Your browser has javascript turned off or blocked. This will lead to some parts of our website to not work properly or at all. Turn on javascript for best performance.

The browser you are using is not supported by this website. All versions of Internet Explorer are no longer supported, either by us or Microsoft (read more here:

Please use a modern browser to fully experience our website, such as the newest versions of Edge, Chrome, Firefox or Safari etc.

Default user image.

Åke Lernmark

Principal investigator

Default user image.

Effects of sodium butyrate on proliferation-dependent insulin gene expression and insulin release in glucose-sensitive RIN-5AH cells


  • A. E. Karlsen
  • W. Y. Fujimoto
  • P. Rabinovitch
  • S. Dube
  • A. Lernmark

Summary, in English

A rat islet tumor subclone, RIN-5AH-T2-B, was cultured with 2 mmol/liter of the proliferation-arresting compound sodium butyrate (NaB). Insulin gene expression and glucose-stimulated insulin release were analyzed and compared with logarithmically proliferating and confluent control cells cultured without NaB. Logarithmically proliferating control cells revealed high insulin gene expression.
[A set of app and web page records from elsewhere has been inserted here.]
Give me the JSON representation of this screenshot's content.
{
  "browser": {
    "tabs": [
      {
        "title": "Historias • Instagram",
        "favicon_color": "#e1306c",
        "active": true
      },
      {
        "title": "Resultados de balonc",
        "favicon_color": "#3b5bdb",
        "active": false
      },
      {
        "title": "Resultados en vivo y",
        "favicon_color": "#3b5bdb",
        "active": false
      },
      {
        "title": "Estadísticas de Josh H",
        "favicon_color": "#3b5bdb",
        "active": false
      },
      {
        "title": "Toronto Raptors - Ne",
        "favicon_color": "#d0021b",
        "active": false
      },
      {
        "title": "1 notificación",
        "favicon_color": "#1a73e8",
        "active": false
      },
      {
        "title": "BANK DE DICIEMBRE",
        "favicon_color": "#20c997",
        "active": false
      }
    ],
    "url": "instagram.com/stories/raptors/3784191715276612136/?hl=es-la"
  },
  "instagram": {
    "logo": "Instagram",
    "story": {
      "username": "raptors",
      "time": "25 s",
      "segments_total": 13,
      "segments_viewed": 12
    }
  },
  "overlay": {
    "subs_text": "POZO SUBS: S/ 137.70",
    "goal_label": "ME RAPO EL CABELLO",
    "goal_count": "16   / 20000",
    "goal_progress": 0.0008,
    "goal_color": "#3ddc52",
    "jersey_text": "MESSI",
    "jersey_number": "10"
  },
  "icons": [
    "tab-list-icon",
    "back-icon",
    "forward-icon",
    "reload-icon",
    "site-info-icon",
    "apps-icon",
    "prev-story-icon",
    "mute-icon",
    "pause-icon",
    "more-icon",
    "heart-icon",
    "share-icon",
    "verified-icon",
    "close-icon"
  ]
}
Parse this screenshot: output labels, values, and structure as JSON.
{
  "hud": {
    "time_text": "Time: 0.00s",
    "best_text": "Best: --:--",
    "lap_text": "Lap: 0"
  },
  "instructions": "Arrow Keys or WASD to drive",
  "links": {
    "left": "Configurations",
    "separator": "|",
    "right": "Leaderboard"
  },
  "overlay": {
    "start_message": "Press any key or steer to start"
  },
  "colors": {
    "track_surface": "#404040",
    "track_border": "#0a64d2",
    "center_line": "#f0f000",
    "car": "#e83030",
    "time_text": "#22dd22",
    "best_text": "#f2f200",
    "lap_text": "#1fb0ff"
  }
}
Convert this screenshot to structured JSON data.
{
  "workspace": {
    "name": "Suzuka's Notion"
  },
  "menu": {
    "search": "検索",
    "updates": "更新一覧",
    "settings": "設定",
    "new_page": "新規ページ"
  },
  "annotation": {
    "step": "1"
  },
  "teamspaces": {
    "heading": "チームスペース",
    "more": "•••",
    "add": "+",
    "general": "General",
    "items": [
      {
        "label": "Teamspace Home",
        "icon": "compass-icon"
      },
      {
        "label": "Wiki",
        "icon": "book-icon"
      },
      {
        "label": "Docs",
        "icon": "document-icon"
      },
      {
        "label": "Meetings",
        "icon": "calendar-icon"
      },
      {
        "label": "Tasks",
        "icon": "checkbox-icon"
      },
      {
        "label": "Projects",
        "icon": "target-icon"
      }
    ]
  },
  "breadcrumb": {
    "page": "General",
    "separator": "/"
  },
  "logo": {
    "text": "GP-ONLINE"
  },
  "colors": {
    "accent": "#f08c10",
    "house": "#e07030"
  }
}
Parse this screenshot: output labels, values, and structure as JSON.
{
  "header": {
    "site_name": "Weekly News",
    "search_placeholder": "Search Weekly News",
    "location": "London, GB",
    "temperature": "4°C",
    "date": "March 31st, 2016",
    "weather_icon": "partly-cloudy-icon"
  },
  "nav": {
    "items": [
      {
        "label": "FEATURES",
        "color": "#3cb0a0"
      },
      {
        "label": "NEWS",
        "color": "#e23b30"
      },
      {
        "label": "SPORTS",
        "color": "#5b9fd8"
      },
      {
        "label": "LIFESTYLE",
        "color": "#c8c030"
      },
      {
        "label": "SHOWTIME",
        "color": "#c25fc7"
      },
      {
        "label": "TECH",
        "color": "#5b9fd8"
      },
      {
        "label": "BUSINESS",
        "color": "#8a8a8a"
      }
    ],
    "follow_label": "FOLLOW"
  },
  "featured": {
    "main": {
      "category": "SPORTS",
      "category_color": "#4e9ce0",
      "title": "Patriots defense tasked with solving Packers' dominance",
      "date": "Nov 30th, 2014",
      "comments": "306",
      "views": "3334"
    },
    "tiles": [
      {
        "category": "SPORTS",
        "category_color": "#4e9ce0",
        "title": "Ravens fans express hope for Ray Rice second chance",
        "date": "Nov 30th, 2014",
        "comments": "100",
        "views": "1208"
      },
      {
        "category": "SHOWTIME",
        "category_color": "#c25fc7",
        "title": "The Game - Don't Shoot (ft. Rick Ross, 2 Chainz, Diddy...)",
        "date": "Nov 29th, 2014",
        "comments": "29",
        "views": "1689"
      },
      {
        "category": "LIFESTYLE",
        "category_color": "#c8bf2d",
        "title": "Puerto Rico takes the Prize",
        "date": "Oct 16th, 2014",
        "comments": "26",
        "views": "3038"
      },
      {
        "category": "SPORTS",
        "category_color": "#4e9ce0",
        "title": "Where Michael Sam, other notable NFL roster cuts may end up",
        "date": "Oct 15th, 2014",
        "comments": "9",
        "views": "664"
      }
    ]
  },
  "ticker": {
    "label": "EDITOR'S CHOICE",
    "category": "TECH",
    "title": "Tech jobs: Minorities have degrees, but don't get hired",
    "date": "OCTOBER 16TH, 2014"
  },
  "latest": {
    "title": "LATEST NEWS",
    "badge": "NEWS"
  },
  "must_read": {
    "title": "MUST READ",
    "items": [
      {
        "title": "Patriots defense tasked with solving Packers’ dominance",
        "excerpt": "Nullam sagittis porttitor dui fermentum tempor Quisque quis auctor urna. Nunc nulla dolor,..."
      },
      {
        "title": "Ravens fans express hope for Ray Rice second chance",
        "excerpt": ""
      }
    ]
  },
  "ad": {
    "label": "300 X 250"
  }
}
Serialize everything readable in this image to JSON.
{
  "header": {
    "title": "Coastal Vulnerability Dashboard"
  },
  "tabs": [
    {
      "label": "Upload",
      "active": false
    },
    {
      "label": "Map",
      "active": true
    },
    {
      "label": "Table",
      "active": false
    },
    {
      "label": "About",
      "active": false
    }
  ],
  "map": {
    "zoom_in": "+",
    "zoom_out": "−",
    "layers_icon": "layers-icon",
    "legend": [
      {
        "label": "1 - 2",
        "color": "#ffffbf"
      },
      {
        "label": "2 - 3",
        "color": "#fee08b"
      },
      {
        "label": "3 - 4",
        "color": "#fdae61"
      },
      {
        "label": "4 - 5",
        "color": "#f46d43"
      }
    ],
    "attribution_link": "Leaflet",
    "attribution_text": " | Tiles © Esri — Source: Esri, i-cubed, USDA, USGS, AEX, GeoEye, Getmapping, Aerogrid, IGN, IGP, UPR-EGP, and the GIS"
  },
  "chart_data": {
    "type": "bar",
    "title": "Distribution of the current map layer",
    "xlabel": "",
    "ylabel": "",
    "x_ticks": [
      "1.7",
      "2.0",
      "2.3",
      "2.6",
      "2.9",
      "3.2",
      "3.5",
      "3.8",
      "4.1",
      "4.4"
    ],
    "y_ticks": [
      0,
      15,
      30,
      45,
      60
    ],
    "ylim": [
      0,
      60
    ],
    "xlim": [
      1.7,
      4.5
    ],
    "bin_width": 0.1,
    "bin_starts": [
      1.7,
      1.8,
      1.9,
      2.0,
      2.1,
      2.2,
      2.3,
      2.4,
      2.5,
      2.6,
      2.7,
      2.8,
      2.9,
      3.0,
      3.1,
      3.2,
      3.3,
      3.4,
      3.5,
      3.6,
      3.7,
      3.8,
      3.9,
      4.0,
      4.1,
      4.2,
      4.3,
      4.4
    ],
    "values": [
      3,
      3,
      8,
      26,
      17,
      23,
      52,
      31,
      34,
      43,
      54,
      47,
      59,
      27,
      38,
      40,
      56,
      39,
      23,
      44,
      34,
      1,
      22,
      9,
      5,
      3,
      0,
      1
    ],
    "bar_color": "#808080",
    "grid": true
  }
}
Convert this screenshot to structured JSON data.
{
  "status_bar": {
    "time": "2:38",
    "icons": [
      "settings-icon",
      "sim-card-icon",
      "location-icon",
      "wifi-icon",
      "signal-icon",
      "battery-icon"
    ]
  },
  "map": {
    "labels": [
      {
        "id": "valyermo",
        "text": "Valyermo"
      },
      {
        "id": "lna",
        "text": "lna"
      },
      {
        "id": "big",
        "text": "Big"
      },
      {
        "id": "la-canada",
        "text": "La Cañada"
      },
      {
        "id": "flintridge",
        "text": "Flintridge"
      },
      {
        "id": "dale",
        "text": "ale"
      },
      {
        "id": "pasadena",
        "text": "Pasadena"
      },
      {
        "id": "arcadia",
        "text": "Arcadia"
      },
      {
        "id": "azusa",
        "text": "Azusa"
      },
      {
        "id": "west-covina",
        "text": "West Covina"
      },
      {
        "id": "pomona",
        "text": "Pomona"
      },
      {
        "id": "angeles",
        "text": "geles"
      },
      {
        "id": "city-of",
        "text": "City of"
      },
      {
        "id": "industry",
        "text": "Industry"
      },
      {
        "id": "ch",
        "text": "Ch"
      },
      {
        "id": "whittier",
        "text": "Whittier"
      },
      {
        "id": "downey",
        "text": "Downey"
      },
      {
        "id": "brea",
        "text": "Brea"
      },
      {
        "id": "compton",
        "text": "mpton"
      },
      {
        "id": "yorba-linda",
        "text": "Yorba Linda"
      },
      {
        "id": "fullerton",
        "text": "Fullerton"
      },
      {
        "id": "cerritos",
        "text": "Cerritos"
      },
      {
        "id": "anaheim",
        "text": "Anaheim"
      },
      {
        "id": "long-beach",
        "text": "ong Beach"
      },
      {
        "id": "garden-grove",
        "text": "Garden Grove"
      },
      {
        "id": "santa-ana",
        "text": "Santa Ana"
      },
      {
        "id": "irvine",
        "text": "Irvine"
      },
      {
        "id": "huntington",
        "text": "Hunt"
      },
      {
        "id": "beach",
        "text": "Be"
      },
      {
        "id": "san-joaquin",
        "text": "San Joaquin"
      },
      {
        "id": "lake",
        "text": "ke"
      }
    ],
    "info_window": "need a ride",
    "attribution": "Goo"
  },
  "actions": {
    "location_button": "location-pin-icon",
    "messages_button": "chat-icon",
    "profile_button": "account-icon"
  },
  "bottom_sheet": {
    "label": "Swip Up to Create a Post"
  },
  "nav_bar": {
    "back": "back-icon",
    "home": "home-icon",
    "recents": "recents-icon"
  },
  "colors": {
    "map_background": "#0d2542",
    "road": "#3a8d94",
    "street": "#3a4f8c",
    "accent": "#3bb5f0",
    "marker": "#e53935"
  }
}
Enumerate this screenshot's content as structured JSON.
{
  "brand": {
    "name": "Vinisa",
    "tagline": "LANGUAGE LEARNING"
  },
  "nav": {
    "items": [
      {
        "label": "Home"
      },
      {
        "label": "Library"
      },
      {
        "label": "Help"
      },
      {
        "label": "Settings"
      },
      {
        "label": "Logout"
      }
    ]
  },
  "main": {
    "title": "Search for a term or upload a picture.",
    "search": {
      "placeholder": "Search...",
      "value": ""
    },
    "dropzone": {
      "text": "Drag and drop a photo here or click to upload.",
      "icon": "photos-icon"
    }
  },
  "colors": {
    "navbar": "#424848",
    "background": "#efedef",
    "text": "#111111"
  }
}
In the presence of amino acids, these cells showed a dose-dependent insulin response to glucose with a half-maximal and maximal 6.5-fold stimulation by 0.8 and 5.6 mmol/liter D-glucose, respectively. However, as the control cells approached growth arrest, insulin gene expression subsided to below detectability, an occurrence that is associated with decreased insulin release and accumulation of cells in the G1 phase of the cell cycle. In contrast, NaB-arrested cells showed continuous insulin gene expression throughout the experiment. Despite this, insulin release in response to glucose was lost. NaB revealed a biphasic effect on the cell-cycle: after an initial leaky G1 arrest during the first 24 h, the 5AH-B cells were arrested in G2 during the following 3 days. These data suggest that insulin gene expression and glucose-stimulated insulin release are affected by the cell cycle. These glucose-sensitive RIN-5AH-T2-B cells may be useful in studies of insulin secretion and gene regulation.

Publishing year







Journal of Biological Chemistry





Document type

Journal article




  • Cell and Molecular Biology




  • ISSN: 0021-9258